Photo Credit: Object Studies. Images courtesy of Marlborough Chelsea
The centerpieces of the Chelsea show are Figure 1 and Figure 2: two life-sized, topsy-turvy sculptures of a man and woman, balanced on the crowns of their synthetic heads. Despite their titular anonymity, "They become Adam and Eve, just in the same way that any man is Adam and any woman is Eve," Matelli tells The Creators Project. "It speaks to our perpetual connection to mythology and history. It also confers upon it a perennial state of expulsion, our constant quest for understanding and our constant state of disappointment. Each of us is always the very first man and the very first woman." Alongside the Edenic pair, Matelli's enigmatic rope sculpture and its imbedded, stainless steel backbone create the illusion that the day-glo green silicone snakes weightlessly off of the gallery floor, serving "both in physical attitude and as a surrogate Edenic serpent."

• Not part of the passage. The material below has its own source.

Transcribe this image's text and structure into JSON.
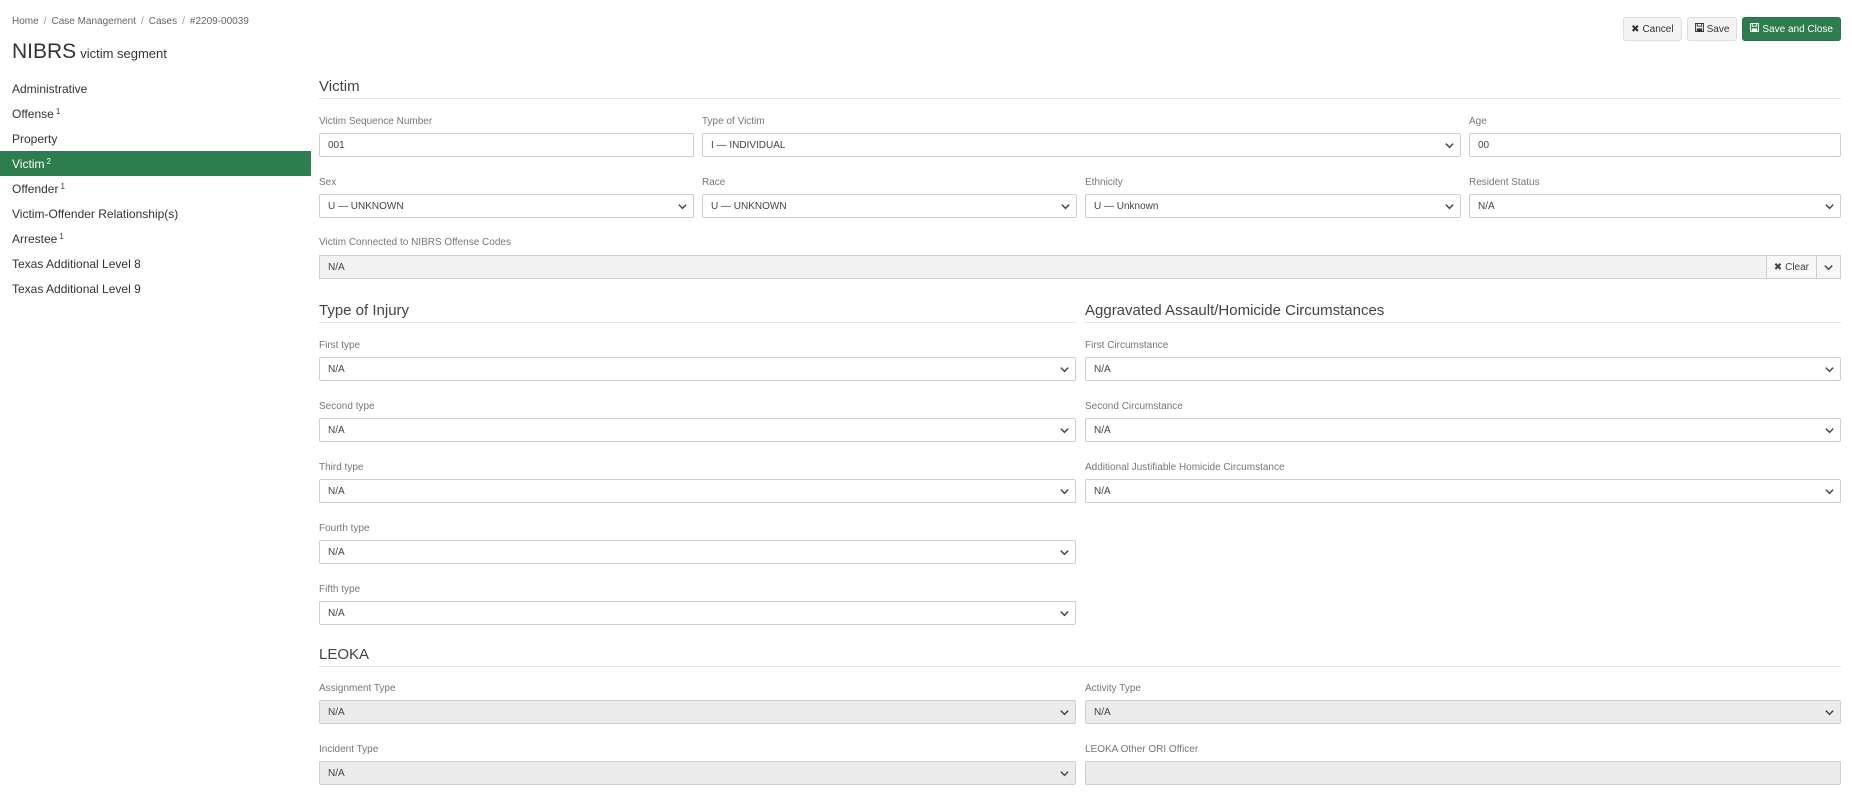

In an adjacent gallery, the artist's signature mirrors hang. Coated with urethane and scrawled over with words and drawings from the hands of passersby, the mirrors are "designed to complicate reflection and subvert subjective clarity." Reflected in the dusty glass and scattered throughout the room stand Matelli's ghostly "assisted readymades." Made from reclaimed, commercially-produced garden statuary sandblasted down to its concrete innards, the artist's DIY idols are topped with painted, cast bronze perishables, arranged like offerings to the god of the garden supply store. "The surrealistic incongruity of the eternally ripe produce is contrasted with the hyper-decayed concrete, simultaneously accelerating and arresting time and melding elements of the sacred and profane," the show's press release explains.

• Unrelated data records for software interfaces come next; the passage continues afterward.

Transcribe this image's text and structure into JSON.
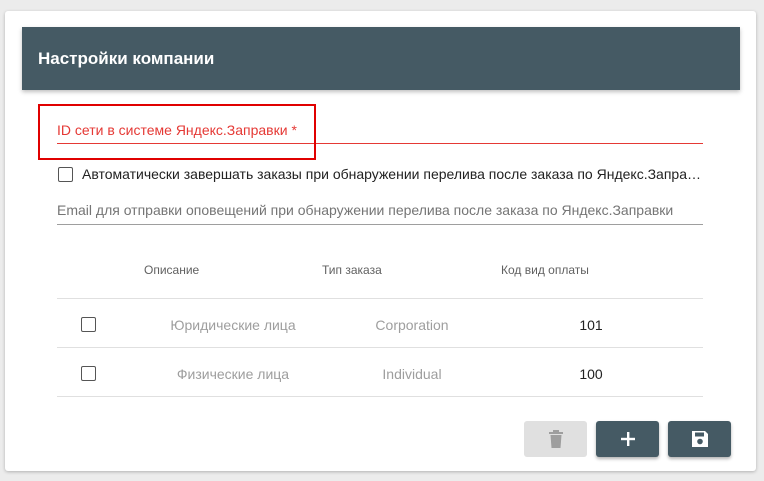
{
  "header": {
    "title": "Настройки компании"
  },
  "form": {
    "network_id_label": "ID сети в системе Яндекс.Заправки *",
    "auto_complete_label": "Автоматически завершать заказы при обнаружении перелива после заказа по Яндекс.Заправки",
    "email_placeholder": "Email для отправки оповещений при обнаружении перелива после заказа по Яндекс.Заправки"
  },
  "table": {
    "headers": {
      "description": "Описание",
      "order_type": "Тип заказа",
      "payment_code": "Код вид оплаты"
    },
    "rows": [
      {
        "description": "Юридические лица",
        "order_type": "Corporation",
        "payment_code": "101"
      },
      {
        "description": "Физические лица",
        "order_type": "Individual",
        "payment_code": "100"
      }
    ]
  },
  "actions": {
    "delete_icon": "trash-icon",
    "add_icon": "plus-icon",
    "save_icon": "floppy-disk-icon"
  },
  "colors": {
    "header_bg": "#455a64",
    "error_red": "#e53935",
    "highlight": "#e00000",
    "disabled_button": "#e0e0e0"
  }
}
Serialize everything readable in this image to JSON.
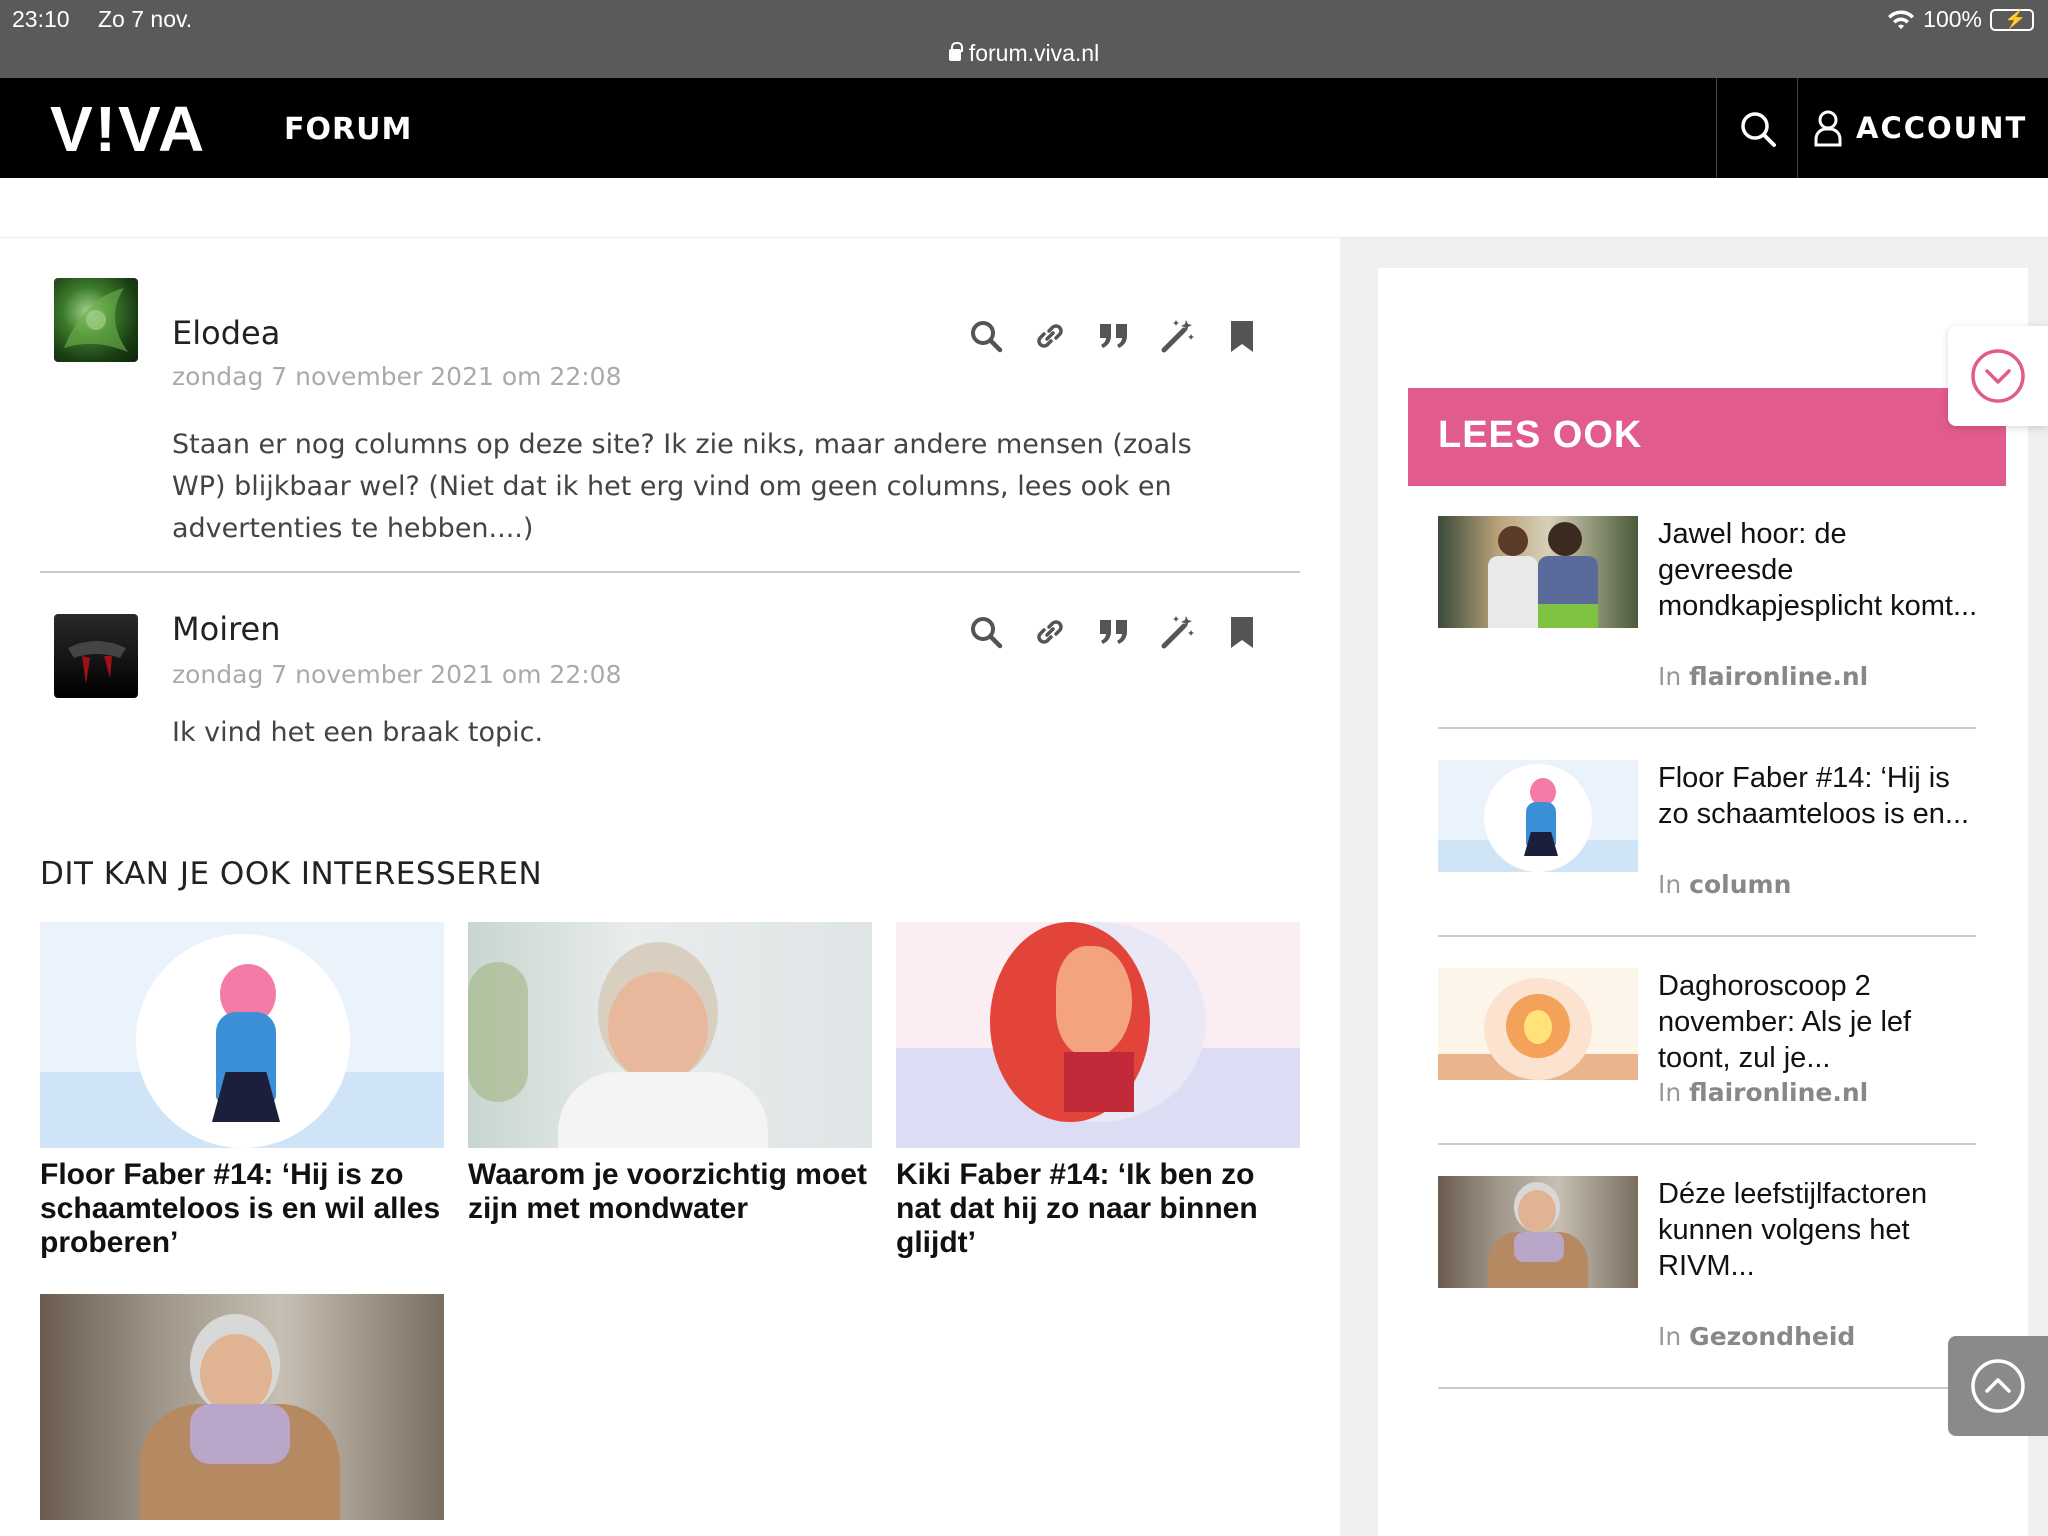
{
  "status": {
    "time": "23:10",
    "date": "Zo 7 nov.",
    "battery": "100%",
    "url": "forum.viva.nl"
  },
  "header": {
    "logo": "V!VA",
    "forum": "FORUM",
    "account": "ACCOUNT"
  },
  "posts": [
    {
      "author": "Elodea",
      "date": "zondag 7 november 2021 om 22:08",
      "text": "Staan er nog columns op deze site? Ik zie niks, maar andere mensen (zoals WP) blijkbaar wel? (Niet dat ik het erg vind om geen columns, lees ook en advertenties te hebben....)"
    },
    {
      "author": "Moiren",
      "date": "zondag 7 november 2021 om 22:08",
      "text": "Ik vind het een braak topic."
    }
  ],
  "interest": {
    "title": "DIT KAN JE OOK INTERESSEREN",
    "cards": [
      {
        "title": "Floor Faber #14: ‘Hij is zo schaamteloos is en wil alles proberen’"
      },
      {
        "title": "Waarom je voorzichtig moet zijn met mondwater"
      },
      {
        "title": "Kiki Faber #14: ‘Ik ben zo nat dat hij zo naar binnen glijdt’"
      },
      {
        "title": ""
      }
    ]
  },
  "sidebar": {
    "title": "LEES OOK",
    "items": [
      {
        "title": "Jawel hoor: de gevreesde mondkapjesplicht komt...",
        "prefix": "In",
        "source": "flaironline.nl"
      },
      {
        "title": "Floor Faber #14: ‘Hij is zo schaamteloos is en...",
        "prefix": "In",
        "source": "column"
      },
      {
        "title": "Daghoroscoop 2 november: Als je lef toont, zul je...",
        "prefix": "In",
        "source": "flaironline.nl"
      },
      {
        "title": "Déze leefstijlfactoren kunnen volgens het RIVM...",
        "prefix": "In",
        "source": "Gezondheid"
      }
    ]
  },
  "colors": {
    "accent": "#e25b8e",
    "header": "#000000"
  }
}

Matelli describes his production process, which, incredibly, only took five months, as "a military operation" in terms of logistics. "The two figures were a somewhat familiar process for me although it took some veneering to get them to rest upside down, so that went smoothly," he continues. "The concrete works, since it was the subtractive process of sandblasting was somewhat unknown and therefore a little nerve-wracking in its unpredictability. The mirror paintings although a known process for me was very stressful as well because I had to train new staff to work on those and the learning curve is very steep, and I am very particular in how I want them to look." Near the end, Matelli and his team switched into hyperdrive, "running 3-shifts a day [and] 24/7 right up until the hour before the opening." The results, however, are timeless.
Tony Matelli's work remains at both of the Marlborough Chelsea locations until June 20. Find out more about the show and the artist on the gallery's website.